While there is much praise to be given to these organizations, that is not the main point of this post. None of these examples relate any kind of religious significance of arts-based placemaking, and that, of course, is not what they have set out to do. But I want to suggest that the types of activities that these organizations are doing have a profoundly theological significance. Many times on this blog, we have suggested that art need not be explicitly “Christian” to be religiously meaningful, and I think the point applies here with as much force as ever.
So why do I think arts-based placemaking invites theological reflection?
- Because place is central to who we are as humans. As God’s creatures, we are invited to participate in and make places in the world around us. Adam was invited to “till and keep” the garden. The Israelites were commanded to build houses and make gardens in the land. While scripture often takes for granted the primary experience of place and its effect on human identity (this is a matter of rather recent philosophical reflection), it communicates the fact that places form a meeting point between humans with God, each other, and the rest of the non-human creation. The way that people engage with and “make” the places they live in reflects their attitudes about each of these.
- Making, moreover, artistic making, is a matter of scriptural concern. God often commanded his people to make things in response to and participation with his purposes. Bezalel’s artistry for the tabernacle and Noah’s building of the ark reflect this concern.
- While the stated goals of most community arts organizations are not religious in concern, the fact that they engage in the transformation of society puts them within the realm of religious action. A significant branch of theology of the arts suggests that the arts have a transformative role that is spiritually significant. Both John de Gruchy and Jeremy Begbie attest to this idea, and their theologies of art remind me of the importance of dealing with arts-based placemaking movements like the ones cited above. While we need not place all art within a theology of the New Creation, we can certainly understand that our concerns for placemaking and societal transformation reflect a concern for a renewed Creation. As we engage in placemaking, we might find that the arts, as a primary locus of transformation in society, will help us reflect our concerns for place, communicate the history and tradition communities in a given place, and transform our understanding of the world so that we can more actively make and respectfully reflect our relationship to places within the world around us.

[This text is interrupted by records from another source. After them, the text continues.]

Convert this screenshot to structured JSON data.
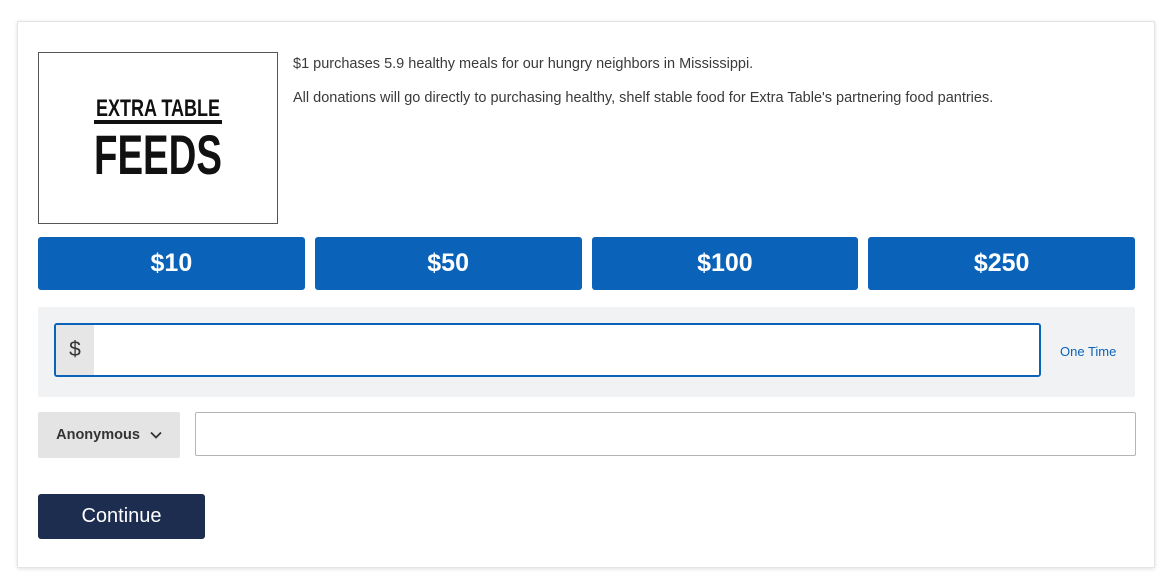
{
  "logo": {
    "icon": "extra-table-feeds-logo",
    "line1": "EXTRA TABLE",
    "line2": "FEEDS"
  },
  "description": {
    "impact": "$1 purchases 5.9 healthy meals for our hungry neighbors in Mississippi.",
    "purpose": "All donations will go directly to purchasing healthy, shelf stable food for Extra Table's partnering food pantries."
  },
  "amounts": [
    {
      "label": "$10"
    },
    {
      "label": "$50"
    },
    {
      "label": "$100"
    },
    {
      "label": "$250"
    }
  ],
  "custom_amount": {
    "currency_symbol": "$",
    "value": "",
    "frequency_label": "One Time"
  },
  "donor": {
    "visibility_selected": "Anonymous",
    "name_value": ""
  },
  "actions": {
    "continue_label": "Continue"
  },
  "colors": {
    "primary_blue": "#0a63b8",
    "continue_navy": "#1c2d4f",
    "panel_gray": "#f0f2f3"
  }
}
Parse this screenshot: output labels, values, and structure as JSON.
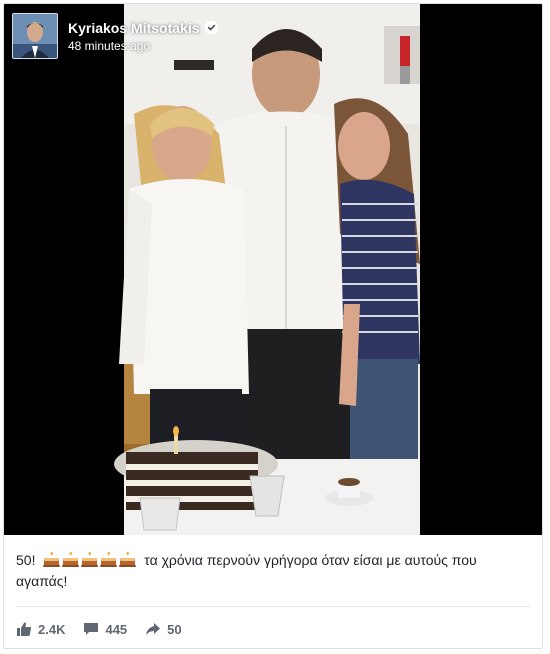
{
  "post": {
    "author": "Kyriakos Mitsotakis",
    "timestamp": "48 minutes ago",
    "verified": true,
    "caption_prefix": "50!",
    "caption_emoji": [
      "cake-icon",
      "cake-icon",
      "cake-icon",
      "cake-icon",
      "cake-icon"
    ],
    "caption_text": "τα χρόνια περνούν γρήγορα όταν είσαι με αυτούς που αγαπάς!"
  },
  "engagement": {
    "likes": "2.4K",
    "comments": "445",
    "shares": "50"
  },
  "colors": {
    "accent": "#4267b2",
    "text": "#1d2129",
    "muted": "#616770"
  }
}
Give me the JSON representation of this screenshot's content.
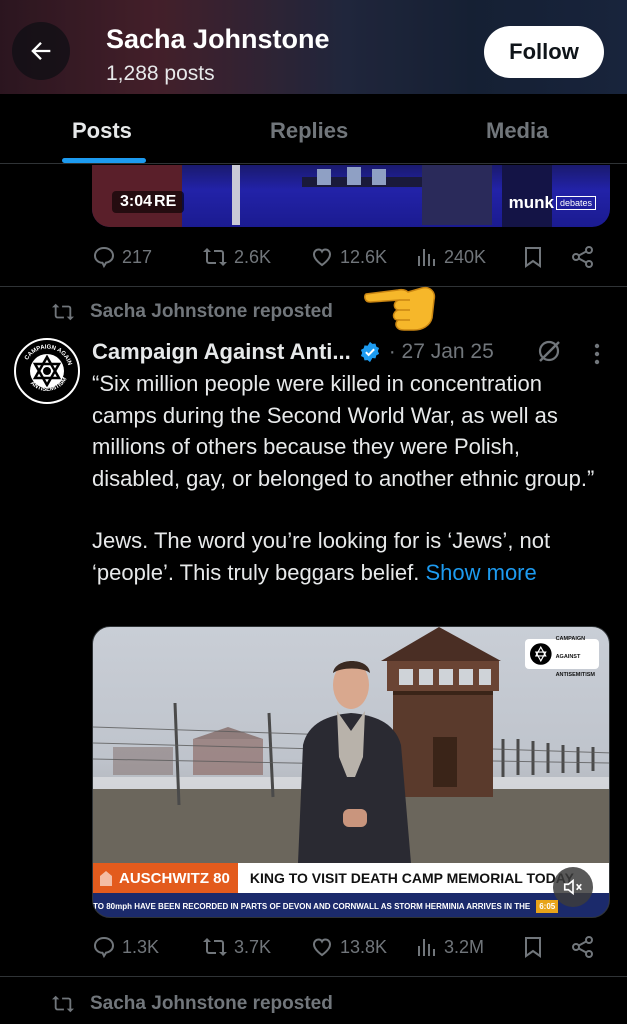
{
  "header": {
    "name": "Sacha Johnstone",
    "posts_count": "1,288 posts",
    "follow_label": "Follow"
  },
  "tabs": [
    {
      "label": "Posts",
      "active": true
    },
    {
      "label": "Replies",
      "active": false
    },
    {
      "label": "Media",
      "active": false
    }
  ],
  "top_post": {
    "video_time": "3:04",
    "video_watermark": "RE",
    "munk_logo": "munk",
    "munk_logo_box": "debates",
    "actions": {
      "replies": "217",
      "reposts": "2.6K",
      "likes": "12.6K",
      "views": "240K"
    }
  },
  "repost_label": "Sacha Johnstone reposted",
  "tweet": {
    "author": "Campaign Against Anti...",
    "date": "· 27 Jan 25",
    "paragraph1": "“Six million people were killed in concentration camps during the Second World War, as well as millions of others because they were Polish, disabled, gay, or belonged to another ethnic group.”",
    "paragraph2": "Jews. The word you’re looking for is ‘Jews’, not ‘people’. This truly beggars belief.",
    "show_more": "Show more",
    "avatar_text_top": "CAMPAIGN AGAINST",
    "avatar_text_bottom": "ANTISEMITISM",
    "media": {
      "badge_line1": "CAMPAIGN",
      "badge_line2": "AGAINST",
      "badge_line3": "ANTISEMITISM",
      "banner_label": "AUSCHWITZ 80",
      "banner_headline": "KING TO VISIT DEATH CAMP MEMORIAL TODAY",
      "ticker": "TO 80mph HAVE BEEN RECORDED IN PARTS OF DEVON AND CORNWALL AS STORM HERMINIA ARRIVES IN THE",
      "clock": "6:05"
    },
    "actions": {
      "replies": "1.3K",
      "reposts": "3.7K",
      "likes": "13.8K",
      "views": "3.2M"
    }
  },
  "next_repost_label": "Sacha Johnstone reposted",
  "colors": {
    "accent": "#1d9bf0",
    "muted": "#71767b",
    "text": "#e7e9ea",
    "banner_orange": "#e35b1d",
    "ticker_blue": "#1b2a6b"
  }
}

 Miwon Kwon, in her book, One Place After Another, relates this history of community arts development and site-specific plans.